Carry On, Mr. Bowditch is the story of an early American merchant who spends quite a bit of his time at sea. As Mr. Bowditch sails around the world selling his wares, he teaches himself various languages. He begins with Latin. After Latin, he teaches himself Portuguese, Spanish, and French.
How does he do it?
He uses a trick we can all imitate. It’s a rather simple trick. I have used the same trick to teach myself Latin, Greek, and Spanish. These days, I am using it again to teach myself Italian and French.
So, what was the trick?
Simple. Read the Bible in another language.
Modern educators tend to complicate things. When we begin to learn a new language, the educators rush in. They tell us that we need flashcards, videos, podcasts, books, audiobooks, notebooks, apps, posters, wall charts, immersion classes, grammar classes, and trips abroad.
The truth is, learning a new language is not as complicated as we like to think it is. Nathaniel Bowditch was on to something. It really does require only three cheap items: a dictionary, a grammar book, and the Bible.
I would add one thing to the list. I would add audio training. Nathaniel Bowditch did not have this in the 1700s, but we have it these days, and we should use it.
Until recently, there was almost no audio content available for Latin. This changed in 2011, when www.FaithComesByHearing.com released www.bible.is. Here you will find the entire New Testament, fully dramatized as an audio book, in Latin, for free! Thanks to www.bible.is, you now have access to a massive Latin audio book. This is significant, because such an audio book has never been available in Latin before.
For Christian students, this is fantastic news. You should be reading the Bible daily anyway, and now you will be able to read the Bible and learn Latin at the same time.

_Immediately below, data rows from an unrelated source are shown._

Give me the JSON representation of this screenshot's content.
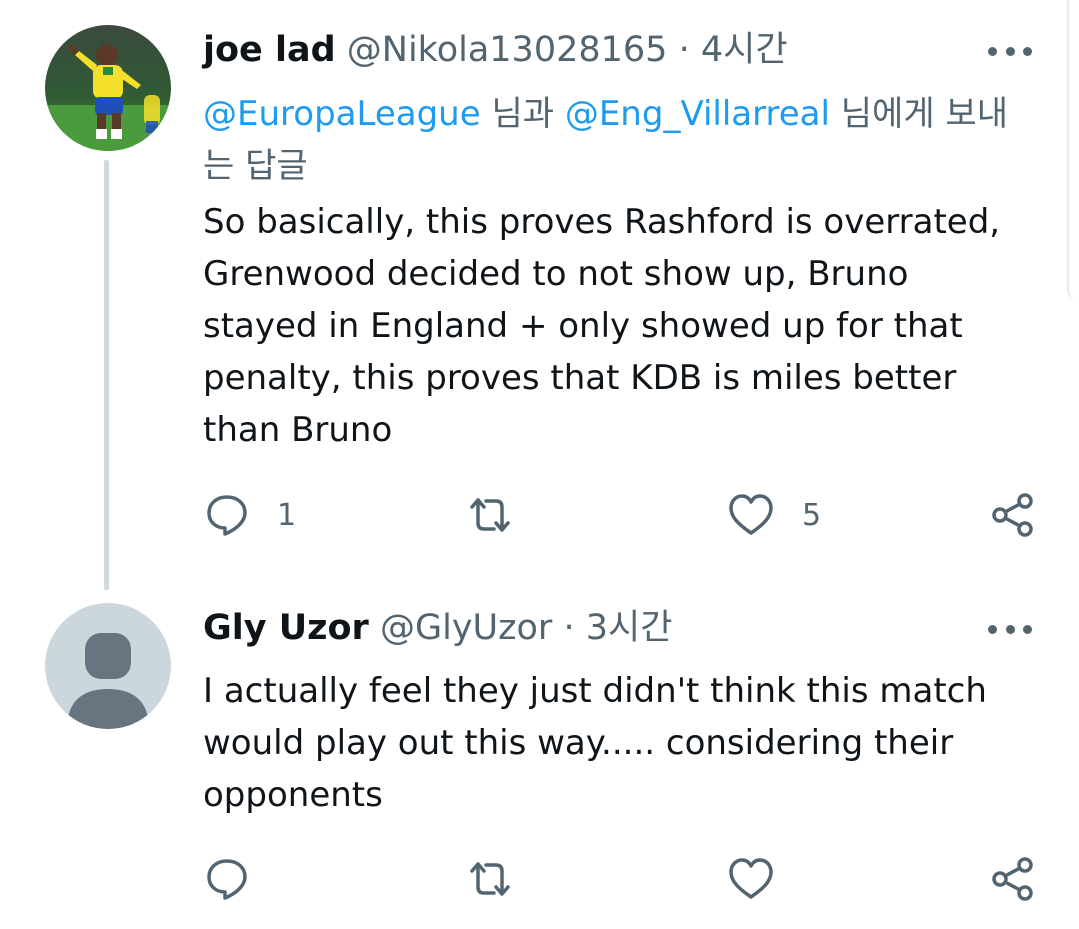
{
  "tweets": [
    {
      "display_name": "joe lad",
      "handle": "@Nikola13028165",
      "separator": "·",
      "time": "4시간",
      "reply_to": {
        "mention1": "@EuropaLeague",
        "joiner": "님과",
        "mention2": "@Eng_Villarreal",
        "suffix": "님에게 보내는 답글"
      },
      "text": "So basically, this proves Rashford is overrated, Grenwood decided to not show up, Bruno stayed in England + only showed up for that penalty, this proves that KDB is miles better than Bruno",
      "reply_count": "1",
      "retweet_count": "",
      "like_count": "5"
    },
    {
      "display_name": "Gly Uzor",
      "handle": "@GlyUzor",
      "separator": "·",
      "time": "3시간",
      "text": "I actually feel they just didn't think this match would play out this way..... considering their opponents",
      "reply_count": "",
      "retweet_count": "",
      "like_count": ""
    }
  ],
  "icons": {
    "more": "more-horizontal-icon",
    "reply": "reply-bubble-icon",
    "retweet": "retweet-icon",
    "like": "heart-icon",
    "share": "share-icon"
  },
  "colors": {
    "text": "#0f1419",
    "secondary": "#536471",
    "link": "#1d9bf0",
    "thread_line": "#cfd9de",
    "default_avatar_bg": "#ccd6dd",
    "default_avatar_fg": "#66757f"
  }
}
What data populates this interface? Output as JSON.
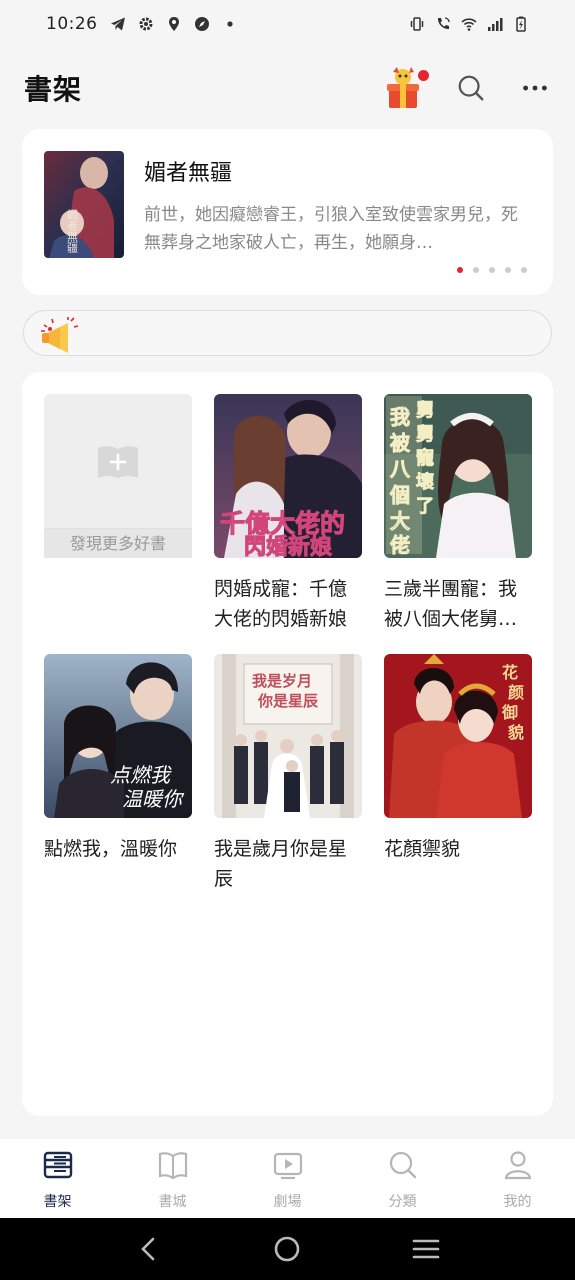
{
  "status_bar": {
    "time": "10:26"
  },
  "header": {
    "title": "書架"
  },
  "banner": {
    "title": "媚者無疆",
    "description": "前世，她因癡戀睿王，引狼入室致使雲家男兒，死無葬身之地家破人亡，再生，她願身…",
    "page_count": 5,
    "active_page": 0,
    "cover_text": "媚者無疆"
  },
  "shelf": {
    "add_label": "發現更多好書",
    "books": [
      {
        "title": "閃婚成寵：千億大佬的閃婚新娘",
        "cover_text": "千億大佬的\n閃婚新娘"
      },
      {
        "title": "三歲半團寵：我被八個大佬舅…",
        "cover_text": "我被八個大佬舅舅寵壞了"
      },
      {
        "title": "點燃我，溫暖你",
        "cover_text": "点燃我\n温暖你"
      },
      {
        "title": "我是歲月你是星辰",
        "cover_text": "我是岁月\n你是星辰"
      },
      {
        "title": "花顏禦貌",
        "cover_text": "花颜御貌"
      }
    ]
  },
  "bottom_nav": {
    "items": [
      {
        "label": "書架",
        "active": true
      },
      {
        "label": "書城",
        "active": false
      },
      {
        "label": "劇場",
        "active": false
      },
      {
        "label": "分類",
        "active": false
      },
      {
        "label": "我的",
        "active": false
      }
    ]
  },
  "colors": {
    "accent": "#e8232f",
    "nav_active": "#1b2a4a",
    "nav_inactive": "#aaaaaa"
  }
}
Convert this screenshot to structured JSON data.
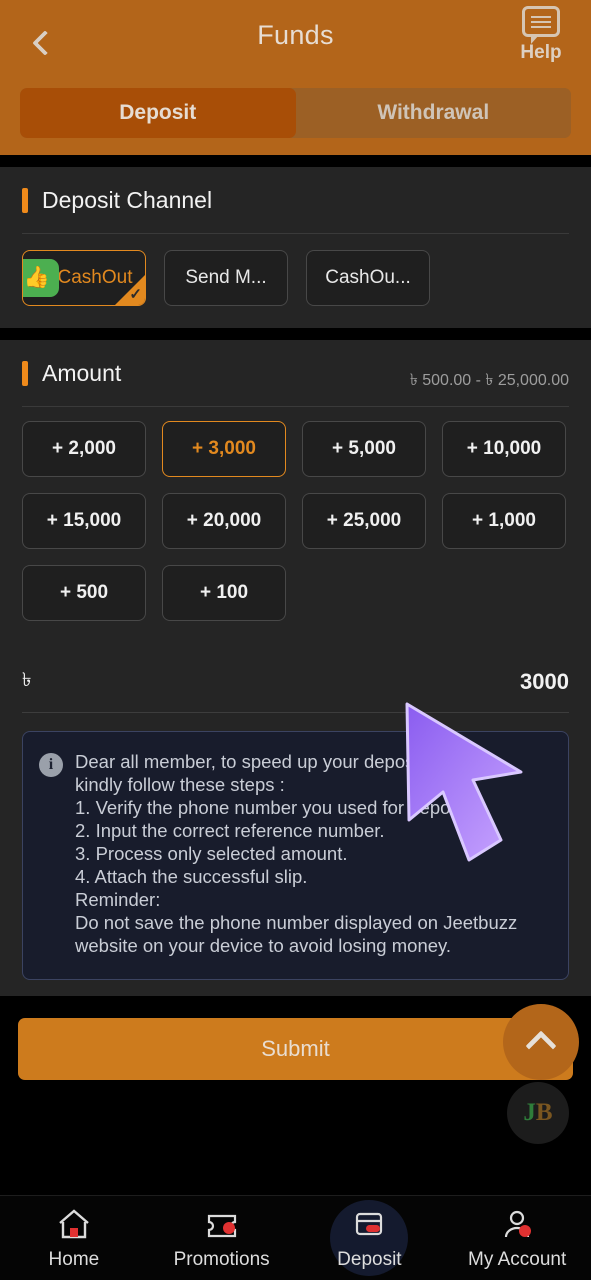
{
  "header": {
    "title": "Funds",
    "back_icon": "chevron-left-icon",
    "help_icon": "speech-bubble-icon",
    "help_label": "Help",
    "background_color": "#b3651a",
    "tabs": [
      {
        "label": "Deposit",
        "active": true
      },
      {
        "label": "Withdrawal",
        "active": false
      }
    ]
  },
  "deposit_channel": {
    "title": "Deposit Channel",
    "accent_color": "#ef8a1b",
    "channels": [
      {
        "label": "CashOut",
        "selected": true,
        "icon": "thumbs-up-icon",
        "icon_color": "#4caf50",
        "check_icon": "check-icon"
      },
      {
        "label": "Send M...",
        "selected": false
      },
      {
        "label": "CashOu...",
        "selected": false
      }
    ]
  },
  "amount": {
    "title": "Amount",
    "range": "৳ 500.00 - ৳ 25,000.00",
    "presets": [
      {
        "label": "+ 2,000",
        "selected": false
      },
      {
        "label": "+ 3,000",
        "selected": true
      },
      {
        "label": "+ 5,000",
        "selected": false
      },
      {
        "label": "+ 10,000",
        "selected": false
      },
      {
        "label": "+ 15,000",
        "selected": false
      },
      {
        "label": "+ 20,000",
        "selected": false
      },
      {
        "label": "+ 25,000",
        "selected": false
      },
      {
        "label": "+ 1,000",
        "selected": false
      },
      {
        "label": "+ 500",
        "selected": false
      },
      {
        "label": "+ 100",
        "selected": false
      }
    ],
    "currency_symbol": "৳",
    "input_value": "3000",
    "input_placeholder": "",
    "selected_color": "#e2891f"
  },
  "notice": {
    "icon": "info-icon",
    "lines": [
      "Dear all member, to speed up your deposit process,",
      "kindly follow these steps :",
      "1. Verify the phone number you used for deposit.",
      "2. Input the correct reference number.",
      "3. Process only selected amount.",
      "4. Attach the successful slip.",
      "Reminder:",
      "Do not save the phone number displayed on Jeetbuzz",
      "website on your device to avoid losing money."
    ]
  },
  "submit": {
    "label": "Submit",
    "color": "#cd7b1d"
  },
  "floating": {
    "scroll_top_icon": "chevron-up-icon",
    "logo_j": "J",
    "logo_b": "B"
  },
  "bottom_nav": [
    {
      "label": "Home",
      "icon": "home-icon",
      "active": false
    },
    {
      "label": "Promotions",
      "icon": "ticket-icon",
      "active": false
    },
    {
      "label": "Deposit",
      "icon": "wallet-card-icon",
      "active": true
    },
    {
      "label": "My Account",
      "icon": "user-icon",
      "active": false
    }
  ]
}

But what if you are not a Christian?
You should listen to the Bible anyway.
The Bible has influenced our world profoundly. It is impossible to estimate the impact this book has had in our world. To be ignorant of the Bible is to be ignorant of the most influential book on the planet.
Just as you cannot fully understand the history of the Middle East without reading the Koran, you simply cannot fully understand the history of our world without some knowledge of the Bible. Its impact is undeniable.

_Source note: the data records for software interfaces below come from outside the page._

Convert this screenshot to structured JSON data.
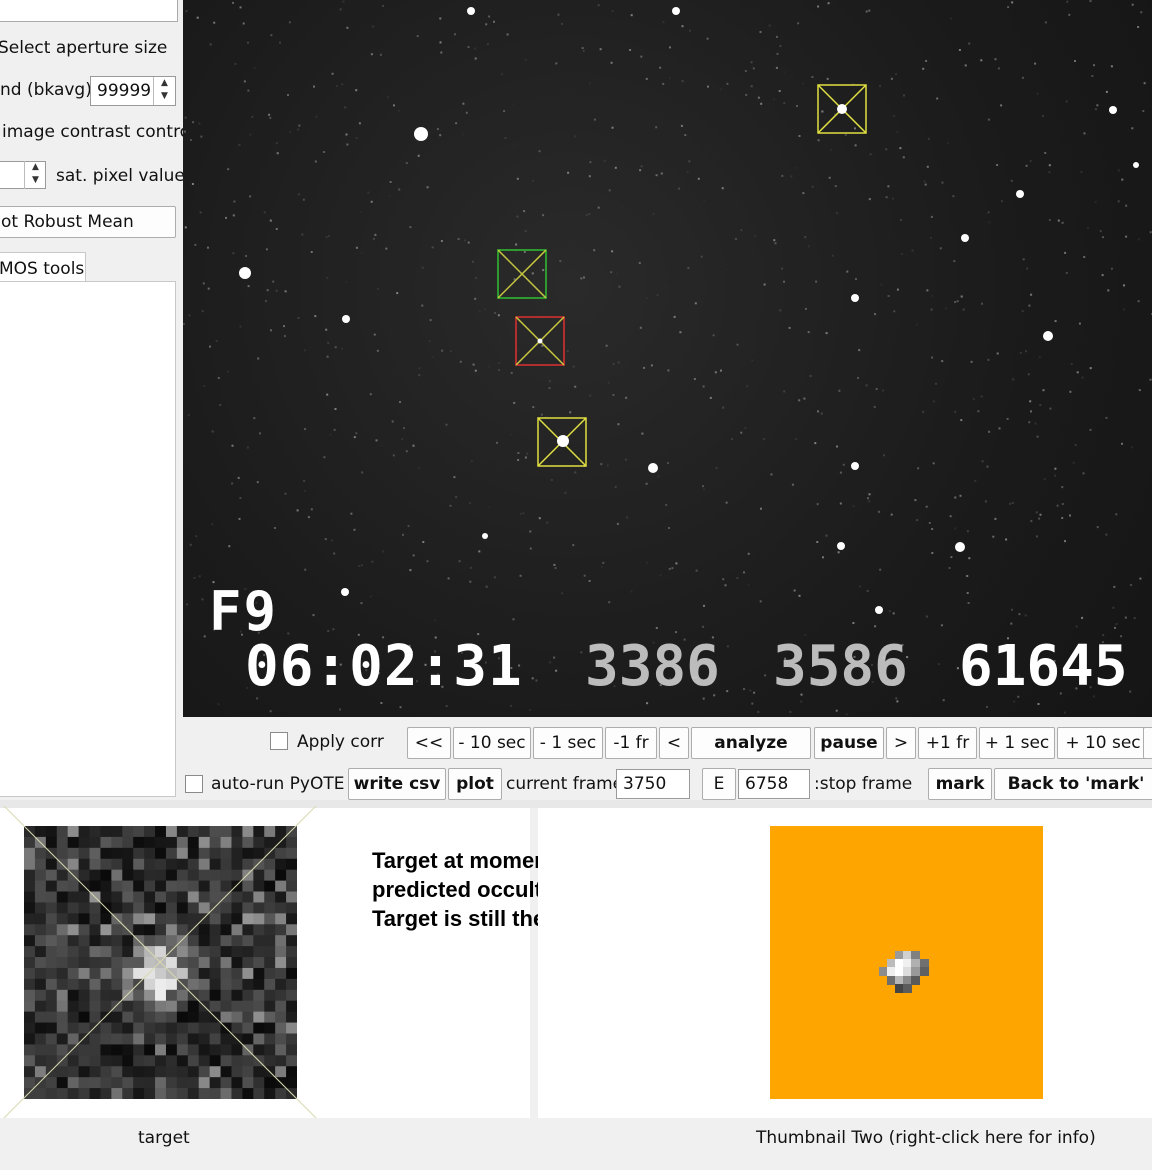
{
  "left_panel": {
    "select_aperture_label": "Select aperture size",
    "bkavg_label": "nd (bkavg)",
    "bkavg_value": "99999",
    "contrast_label": "image contrast control",
    "sat_pixel_label": "sat. pixel value",
    "robust_mean_button": "ot Robust Mean",
    "tab_label": "MOS tools"
  },
  "video": {
    "field_label": "F9",
    "timestamp": "06:02:31",
    "counter_a": "3386",
    "counter_b": "3586",
    "counter_c": "61645",
    "aperture_colors": {
      "target": "#e0e040",
      "green": "#30c030",
      "red": "#e03030"
    }
  },
  "controls": {
    "apply_corr_label": "Apply corr",
    "auto_run_label": "auto-run PyOTE",
    "nav_buttons": [
      "<<",
      "- 10 sec",
      "- 1 sec",
      "-1 fr",
      "<",
      "analyze",
      "pause",
      ">",
      "+1 fr",
      "+ 1 sec",
      "+ 10 sec"
    ],
    "write_csv": "write csv",
    "plot": "plot",
    "current_frame_label": "current frame:",
    "current_frame_value": "3750",
    "e_button": "E",
    "stop_frame_value": "6758",
    "stop_frame_label": ":stop frame",
    "mark": "mark",
    "back_to_mark": "Back to 'mark'"
  },
  "annotation": {
    "line1": "Target at moment of",
    "line2": "predicted occultation.",
    "line3": "Target is still there."
  },
  "thumbnails": {
    "one_caption": "target",
    "two_caption": "Thumbnail Two (right-click here for info)",
    "two_background": "#ffa500"
  }
}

There are other practical reasons to listen to the Bible in Latin.
First of all, the free audio version is the most audio content you will find in Latin. I have personally scoured the Internet looking for audio content in Latin. Until the release of www.bible.is, I was only able to find snippets. Nothing comprehensive was available.
Second, the Bible is written at, roughly, a sixth-grade reading level. This makes it a perfect first book in Latin.

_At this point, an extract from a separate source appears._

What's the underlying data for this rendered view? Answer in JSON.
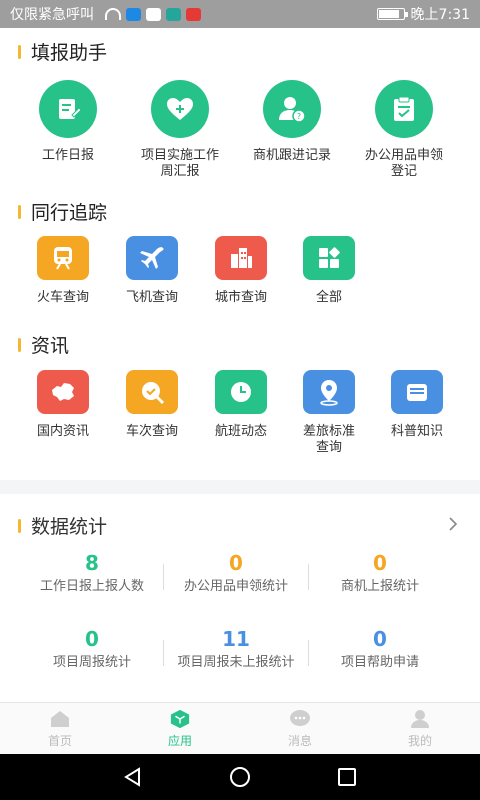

Third, the Bible exists in so many other languages. Do you already speak French? Read the Bible in Latin and French simultaneously. Your understanding of French and Latin will grow.
How exactly do you do this?
Simple. Spend an hour or so just listening to one of the four Gospels every day. You may understand nothing in the beginning. It doesn’t matter. Do it anyway. In time, you will understand.
Each day, spend a half hour to an hour studying the grammar book. By the end of one year, after working through the Latin grammar, listening to the Bible in Latin, and consulting the Latin dictionary as you go, you will understand most of what you hear.
Oh, there is one more thing Nathaniel Bowditch had that you are going to need. Though it is never mentioned in the book, it is there, all right: he had grit.
Latin is not an easy language to learn. He stuck to it. He chose not to give up when it was difficult. You, too, are going to need a heavy dose of grit as you learn Latin.
Combine a Latin grammar, a Latin dictionary, a Latin Bible, and a good dose of grit, and you could be reading in Latin by next summer.